### ACTIVITY
Needed from the entries below: every line that holds the word "name".

### DATA FOR THE TASK

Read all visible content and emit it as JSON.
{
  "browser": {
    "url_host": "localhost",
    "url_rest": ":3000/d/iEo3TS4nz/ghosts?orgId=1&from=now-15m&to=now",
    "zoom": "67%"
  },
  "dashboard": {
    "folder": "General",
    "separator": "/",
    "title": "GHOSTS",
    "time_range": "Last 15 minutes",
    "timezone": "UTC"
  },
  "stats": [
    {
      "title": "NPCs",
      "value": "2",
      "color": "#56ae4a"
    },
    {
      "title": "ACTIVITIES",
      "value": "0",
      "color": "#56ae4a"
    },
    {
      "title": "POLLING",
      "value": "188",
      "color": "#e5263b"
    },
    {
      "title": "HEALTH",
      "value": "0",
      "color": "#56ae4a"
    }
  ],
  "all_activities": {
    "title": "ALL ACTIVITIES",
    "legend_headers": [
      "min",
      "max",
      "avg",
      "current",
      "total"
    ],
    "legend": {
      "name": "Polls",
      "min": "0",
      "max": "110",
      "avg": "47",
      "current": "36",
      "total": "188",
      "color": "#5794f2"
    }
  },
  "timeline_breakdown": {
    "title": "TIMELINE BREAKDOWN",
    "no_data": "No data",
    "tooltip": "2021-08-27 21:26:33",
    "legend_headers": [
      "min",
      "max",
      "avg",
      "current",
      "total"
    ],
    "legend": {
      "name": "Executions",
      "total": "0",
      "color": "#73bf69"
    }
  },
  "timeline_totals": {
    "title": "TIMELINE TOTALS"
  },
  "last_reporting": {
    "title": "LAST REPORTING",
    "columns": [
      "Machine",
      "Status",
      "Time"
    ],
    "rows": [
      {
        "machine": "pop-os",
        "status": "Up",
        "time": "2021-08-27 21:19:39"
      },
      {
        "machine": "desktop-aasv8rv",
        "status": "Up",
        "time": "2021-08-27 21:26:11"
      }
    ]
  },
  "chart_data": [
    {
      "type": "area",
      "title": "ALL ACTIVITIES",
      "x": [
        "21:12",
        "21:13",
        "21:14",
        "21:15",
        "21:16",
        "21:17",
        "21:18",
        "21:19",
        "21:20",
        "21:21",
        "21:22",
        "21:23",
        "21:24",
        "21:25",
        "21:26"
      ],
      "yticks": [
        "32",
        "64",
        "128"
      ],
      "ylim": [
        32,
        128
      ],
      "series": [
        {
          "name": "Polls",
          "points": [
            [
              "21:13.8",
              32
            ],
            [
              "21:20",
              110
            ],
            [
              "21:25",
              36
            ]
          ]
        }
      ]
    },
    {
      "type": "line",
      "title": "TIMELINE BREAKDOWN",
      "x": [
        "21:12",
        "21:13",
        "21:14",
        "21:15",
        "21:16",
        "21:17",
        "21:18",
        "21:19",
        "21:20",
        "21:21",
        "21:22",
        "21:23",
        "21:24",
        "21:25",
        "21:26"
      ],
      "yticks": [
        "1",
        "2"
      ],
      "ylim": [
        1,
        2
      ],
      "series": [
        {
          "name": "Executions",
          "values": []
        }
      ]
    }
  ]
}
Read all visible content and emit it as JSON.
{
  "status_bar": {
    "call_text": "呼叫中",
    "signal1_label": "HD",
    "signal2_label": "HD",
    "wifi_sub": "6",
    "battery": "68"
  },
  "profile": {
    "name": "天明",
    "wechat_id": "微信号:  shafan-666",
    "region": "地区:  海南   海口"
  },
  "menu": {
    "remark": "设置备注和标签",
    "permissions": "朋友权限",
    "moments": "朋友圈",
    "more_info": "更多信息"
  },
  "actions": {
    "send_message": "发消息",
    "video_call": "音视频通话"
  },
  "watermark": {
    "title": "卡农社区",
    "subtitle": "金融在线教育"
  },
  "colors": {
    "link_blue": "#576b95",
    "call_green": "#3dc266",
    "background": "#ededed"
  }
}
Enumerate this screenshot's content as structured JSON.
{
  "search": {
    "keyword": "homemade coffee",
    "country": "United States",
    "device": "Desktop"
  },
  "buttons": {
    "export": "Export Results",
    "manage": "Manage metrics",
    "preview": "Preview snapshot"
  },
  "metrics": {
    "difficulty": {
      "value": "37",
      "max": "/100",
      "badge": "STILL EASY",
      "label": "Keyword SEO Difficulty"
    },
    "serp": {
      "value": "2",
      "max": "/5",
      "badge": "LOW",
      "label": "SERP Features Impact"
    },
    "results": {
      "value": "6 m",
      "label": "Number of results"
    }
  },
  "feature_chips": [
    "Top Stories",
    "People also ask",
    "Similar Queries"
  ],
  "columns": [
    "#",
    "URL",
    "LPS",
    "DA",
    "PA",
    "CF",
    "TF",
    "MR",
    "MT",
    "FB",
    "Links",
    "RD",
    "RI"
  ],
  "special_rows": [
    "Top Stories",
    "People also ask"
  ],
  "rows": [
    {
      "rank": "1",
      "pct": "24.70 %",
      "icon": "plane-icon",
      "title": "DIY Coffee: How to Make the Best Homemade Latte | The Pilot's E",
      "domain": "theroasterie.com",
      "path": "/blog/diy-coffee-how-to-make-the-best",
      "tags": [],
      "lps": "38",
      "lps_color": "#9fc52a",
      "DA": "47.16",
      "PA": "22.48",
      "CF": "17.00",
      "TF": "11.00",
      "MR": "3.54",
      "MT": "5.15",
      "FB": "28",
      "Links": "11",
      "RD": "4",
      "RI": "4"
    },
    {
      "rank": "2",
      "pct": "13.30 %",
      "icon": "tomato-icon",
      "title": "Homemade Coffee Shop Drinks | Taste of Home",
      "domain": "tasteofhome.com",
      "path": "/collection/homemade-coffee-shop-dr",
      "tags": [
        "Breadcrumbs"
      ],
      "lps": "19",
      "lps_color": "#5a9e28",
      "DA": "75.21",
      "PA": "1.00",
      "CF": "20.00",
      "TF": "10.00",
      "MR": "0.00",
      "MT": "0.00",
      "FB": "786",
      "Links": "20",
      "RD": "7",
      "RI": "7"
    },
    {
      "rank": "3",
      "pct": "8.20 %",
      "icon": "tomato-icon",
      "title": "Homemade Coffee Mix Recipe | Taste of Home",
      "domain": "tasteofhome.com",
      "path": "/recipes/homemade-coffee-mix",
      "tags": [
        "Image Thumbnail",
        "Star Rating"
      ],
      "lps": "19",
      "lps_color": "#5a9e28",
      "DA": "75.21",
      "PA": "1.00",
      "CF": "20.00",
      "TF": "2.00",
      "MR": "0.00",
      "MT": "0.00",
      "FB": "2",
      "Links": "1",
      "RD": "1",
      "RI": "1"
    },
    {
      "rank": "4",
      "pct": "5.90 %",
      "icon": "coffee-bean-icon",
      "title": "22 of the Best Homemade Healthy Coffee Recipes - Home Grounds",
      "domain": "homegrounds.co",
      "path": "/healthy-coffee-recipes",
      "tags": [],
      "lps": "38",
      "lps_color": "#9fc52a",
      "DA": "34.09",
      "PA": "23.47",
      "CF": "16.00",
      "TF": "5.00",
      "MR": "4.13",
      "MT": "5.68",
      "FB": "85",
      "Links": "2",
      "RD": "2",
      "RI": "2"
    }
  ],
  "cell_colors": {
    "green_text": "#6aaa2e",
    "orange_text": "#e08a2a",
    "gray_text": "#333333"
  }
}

### ANSWER FOR THE TASK
      "name": "Polls",
      "name": "Executions",
          "name": "Polls",
          "name": "Executions",
    "name": "天明",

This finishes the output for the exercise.